__What to work on__
Extract the records in full, leaving every picture out.

************

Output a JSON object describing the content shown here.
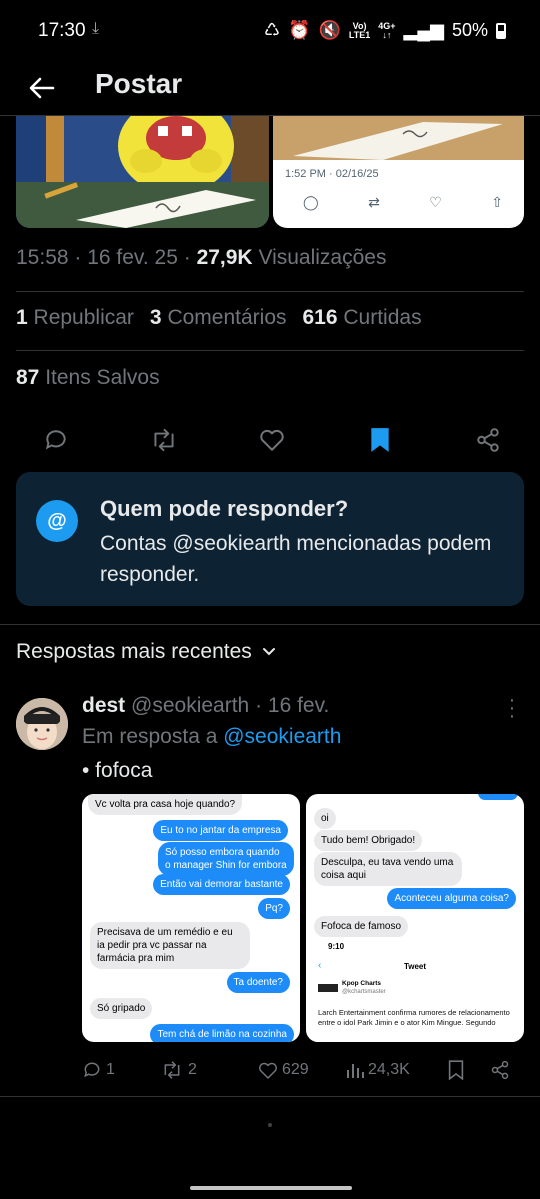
{
  "status_bar": {
    "time": "17:30",
    "network_top": "Vo)",
    "network_bottom": "LTE1",
    "data_top": "4G+",
    "battery": "50%"
  },
  "header": {
    "title": "Postar"
  },
  "media": {
    "timestamp": "1:52 PM · 02/16/25"
  },
  "post_meta": {
    "time": "15:58 · 16 fev. 25 · ",
    "views_count": "27,9K",
    "views_label": " Visualizações"
  },
  "stats": {
    "reposts_count": "1",
    "reposts_label": " Republicar",
    "comments_count": "3",
    "comments_label": " Comentários",
    "likes_count": "616",
    "likes_label": " Curtidas"
  },
  "saved": {
    "count": "87",
    "label": " Itens Salvos"
  },
  "reply_restriction": {
    "title": "Quem pode responder?",
    "description": "Contas @seokiearth mencionadas podem responder."
  },
  "sort": {
    "label": "Respostas mais recentes"
  },
  "reply": {
    "name": "dest",
    "handle_date": " @seokiearth · 16 fev.",
    "in_reply_prefix": "Em resposta a ",
    "in_reply_handle": "@seokiearth",
    "text": "• fofoca",
    "replies": "1",
    "reposts": "2",
    "likes": "629",
    "views": "24,3K"
  },
  "chat_left": {
    "m1": "Vc volta pra casa hoje quando?",
    "m2": "Eu to no jantar da empresa",
    "m3": "Só posso embora quando o manager Shin for embora",
    "m4": "Então vai demorar bastante",
    "m5": "Pq?",
    "m6": "Precisava de um remédio e eu ia pedir pra vc passar na farmácia pra mim",
    "m7": "Ta doente?",
    "m8": "Só gripado",
    "m9": "Tem chá de limão na cozinha"
  },
  "chat_right": {
    "m1": "oi",
    "m2": "Tudo bem! Obrigado!",
    "m3": "Desculpa, eu tava vendo uma coisa aqui",
    "m4": "Aconteceu alguma coisa?",
    "m5": "Fofoca de famoso",
    "embed_time": "9:10",
    "embed_title": "Tweet",
    "embed_account": "Kpop Charts",
    "embed_handle": "@kchartsmaster",
    "embed_text": "Larch Entertainment confirma rumores de relacionamento entre o idol Park Jimin e o ator Kim Mingue. Segundo"
  },
  "colors": {
    "accent": "#1d9bf0",
    "background": "#000000",
    "card": "#0d2233"
  }
}
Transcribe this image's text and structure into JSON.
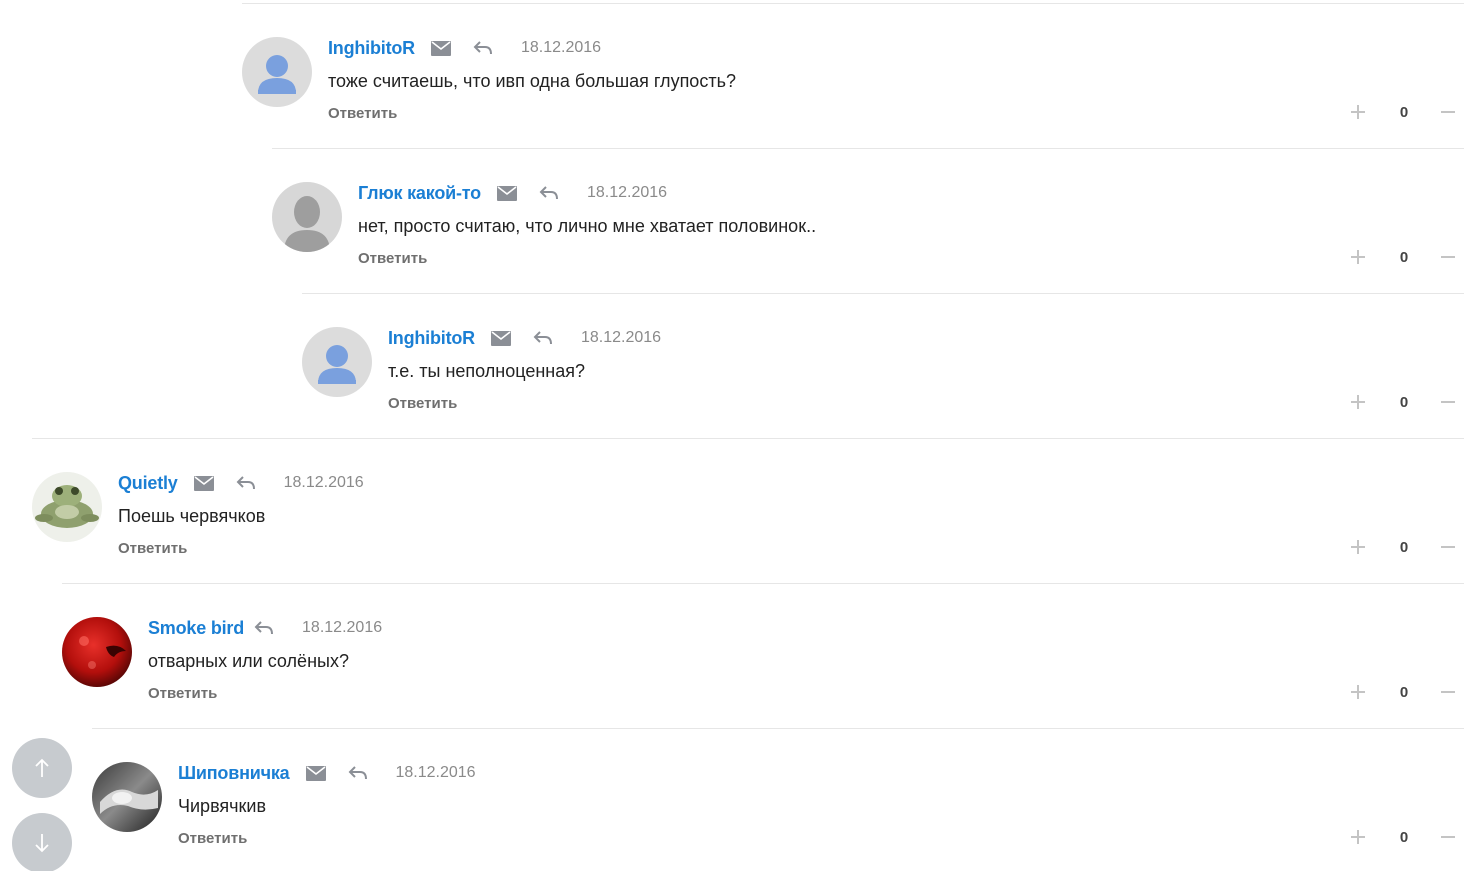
{
  "reply_label": "Ответить",
  "comments": [
    {
      "author": "InghibitoR",
      "date": "18.12.2016",
      "text": "тоже считаешь, что ивп одна большая глупость?",
      "score": "0",
      "avatar": "default-blue-user-avatar",
      "has_mail": true
    },
    {
      "author": "Глюк какой-то",
      "date": "18.12.2016",
      "text": "нет, просто считаю, что лично мне хватает половинок..",
      "score": "0",
      "avatar": "default-gray-user-avatar",
      "has_mail": true
    },
    {
      "author": "InghibitoR",
      "date": "18.12.2016",
      "text": "т.е. ты неполноценная?",
      "score": "0",
      "avatar": "default-blue-user-avatar",
      "has_mail": true
    },
    {
      "author": "Quietly",
      "date": "18.12.2016",
      "text": "Поешь червячков",
      "score": "0",
      "avatar": "frog-photo-avatar",
      "has_mail": true
    },
    {
      "author": "Smoke bird",
      "date": "18.12.2016",
      "text": "отварных или солёных?",
      "score": "0",
      "avatar": "red-bird-photo-avatar",
      "has_mail": false
    },
    {
      "author": "Шиповничка",
      "date": "18.12.2016",
      "text": "Чирвячкив",
      "score": "0",
      "avatar": "grayscale-photo-avatar",
      "has_mail": true
    }
  ],
  "icons": {
    "mail": "mail-icon",
    "reply": "reply-arrow-icon",
    "plus": "plus-icon",
    "minus": "minus-icon",
    "scroll_up": "arrow-up-icon",
    "scroll_down": "arrow-down-icon"
  },
  "colors": {
    "author": "#1b7fd4",
    "date": "#8a8a8a",
    "reply_link": "#6f6f6f",
    "scroll_button": "#c7cbcf",
    "separator": "#e6e6e6"
  }
}
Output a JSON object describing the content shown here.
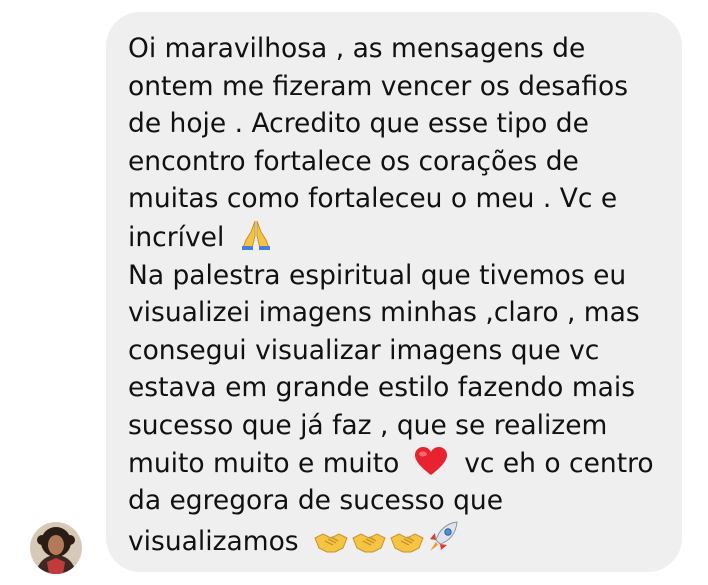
{
  "message": {
    "lines": [
      "Oi maravilhosa , as mensagens de",
      "ontem me fizeram vencer os desafios",
      "de hoje . Acredito que esse tipo de",
      "encontro fortalece os corações de",
      "muitas como fortaleceu o meu . Vc e",
      "incrível",
      "Na palestra espiritual que tivemos eu",
      "visualizei imagens minhas ,claro , mas",
      "consegui visualizar imagens que vc",
      "estava em grande estilo fazendo mais",
      "sucesso que já faz , que se realizem",
      "muito muito e muito",
      "vc eh o centro",
      "da egregora de sucesso que",
      "visualizamos"
    ],
    "emojis": {
      "praying": "folded-hands",
      "heart": "red-heart",
      "handshake": "handshake",
      "rocket": "rocket"
    }
  },
  "avatar": {
    "name": "sender-avatar"
  }
}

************

__Problem solution__
Output a JSON object describing the content shown here.
{
  "status_bar": {
    "time": "17:30",
    "network_top": "Vo)",
    "network_bottom": "LTE1",
    "data_top": "4G+",
    "battery": "50%"
  },
  "header": {
    "title": "Postar"
  },
  "media": {
    "timestamp": "1:52 PM · 02/16/25"
  },
  "post_meta": {
    "time": "15:58 · 16 fev. 25 · ",
    "views_count": "27,9K",
    "views_label": " Visualizações"
  },
  "stats": {
    "reposts_count": "1",
    "reposts_label": " Republicar",
    "comments_count": "3",
    "comments_label": " Comentários",
    "likes_count": "616",
    "likes_label": " Curtidas"
  },
  "saved": {
    "count": "87",
    "label": " Itens Salvos"
  },
  "reply_restriction": {
    "title": "Quem pode responder?",
    "description": "Contas @seokiearth mencionadas podem responder."
  },
  "sort": {
    "label": "Respostas mais recentes"
  },
  "reply": {
    "name": "dest",
    "handle_date": " @seokiearth · 16 fev.",
    "in_reply_prefix": "Em resposta a ",
    "in_reply_handle": "@seokiearth",
    "text": "• fofoca",
    "replies": "1",
    "reposts": "2",
    "likes": "629",
    "views": "24,3K"
  },
  "chat_left": {
    "m1": "Vc volta pra casa hoje quando?",
    "m2": "Eu to no jantar da empresa",
    "m3": "Só posso embora quando o manager Shin for embora",
    "m4": "Então vai demorar bastante",
    "m5": "Pq?",
    "m6": "Precisava de um remédio e eu ia pedir pra vc passar na farmácia pra mim",
    "m7": "Ta doente?",
    "m8": "Só gripado",
    "m9": "Tem chá de limão na cozinha"
  },
  "chat_right": {
    "m1": "oi",
    "m2": "Tudo bem! Obrigado!",
    "m3": "Desculpa, eu tava vendo uma coisa aqui",
    "m4": "Aconteceu alguma coisa?",
    "m5": "Fofoca de famoso",
    "embed_time": "9:10",
    "embed_title": "Tweet",
    "embed_account": "Kpop Charts",
    "embed_handle": "@kchartsmaster",
    "embed_text": "Larch Entertainment confirma rumores de relacionamento entre o idol Park Jimin e o ator Kim Mingue. Segundo"
  },
  "colors": {
    "accent": "#1d9bf0",
    "background": "#000000",
    "card": "#0d2233"
  }
}
Transcribe this image's text and structure into JSON.
{
  "reply_label": "Ответить",
  "comments": [
    {
      "author": "InghibitoR",
      "date": "18.12.2016",
      "text": "тоже считаешь, что ивп одна большая глупость?",
      "score": "0",
      "avatar": "default-blue-user-avatar",
      "has_mail": true
    },
    {
      "author": "Глюк какой-то",
      "date": "18.12.2016",
      "text": "нет, просто считаю, что лично мне хватает половинок..",
      "score": "0",
      "avatar": "default-gray-user-avatar",
      "has_mail": true
    },
    {
      "author": "InghibitoR",
      "date": "18.12.2016",
      "text": "т.е. ты неполноценная?",
      "score": "0",
      "avatar": "default-blue-user-avatar",
      "has_mail": true
    },
    {
      "author": "Quietly",
      "date": "18.12.2016",
      "text": "Поешь червячков",
      "score": "0",
      "avatar": "frog-photo-avatar",
      "has_mail": true
    },
    {
      "author": "Smoke bird",
      "date": "18.12.2016",
      "text": "отварных или солёных?",
      "score": "0",
      "avatar": "red-bird-photo-avatar",
      "has_mail": false
    },
    {
      "author": "Шиповничка",
      "date": "18.12.2016",
      "text": "Чирвячкив",
      "score": "0",
      "avatar": "grayscale-photo-avatar",
      "has_mail": true
    }
  ],
  "icons": {
    "mail": "mail-icon",
    "reply": "reply-arrow-icon",
    "plus": "plus-icon",
    "minus": "minus-icon",
    "scroll_up": "arrow-up-icon",
    "scroll_down": "arrow-down-icon"
  },
  "colors": {
    "author": "#1b7fd4",
    "date": "#8a8a8a",
    "reply_link": "#6f6f6f",
    "scroll_button": "#c7cbcf",
    "separator": "#e6e6e6"
  }
}
Output a JSON object describing the content shown here.
{
  "message": {
    "lines": [
      "Oi maravilhosa , as mensagens de",
      "ontem me fizeram vencer os desafios",
      "de hoje . Acredito que esse tipo de",
      "encontro fortalece os corações de",
      "muitas como fortaleceu o meu . Vc e",
      "incrível",
      "Na palestra espiritual que tivemos eu",
      "visualizei imagens minhas ,claro , mas",
      "consegui visualizar imagens que vc",
      "estava em grande estilo fazendo mais",
      "sucesso que já faz , que se realizem",
      "muito muito e muito",
      "vc eh o centro",
      "da egregora de sucesso que",
      "visualizamos"
    ],
    "emojis": {
      "praying": "folded-hands",
      "heart": "red-heart",
      "handshake": "handshake",
      "rocket": "rocket"
    }
  },
  "avatar": {
    "name": "sender-avatar"
  }
}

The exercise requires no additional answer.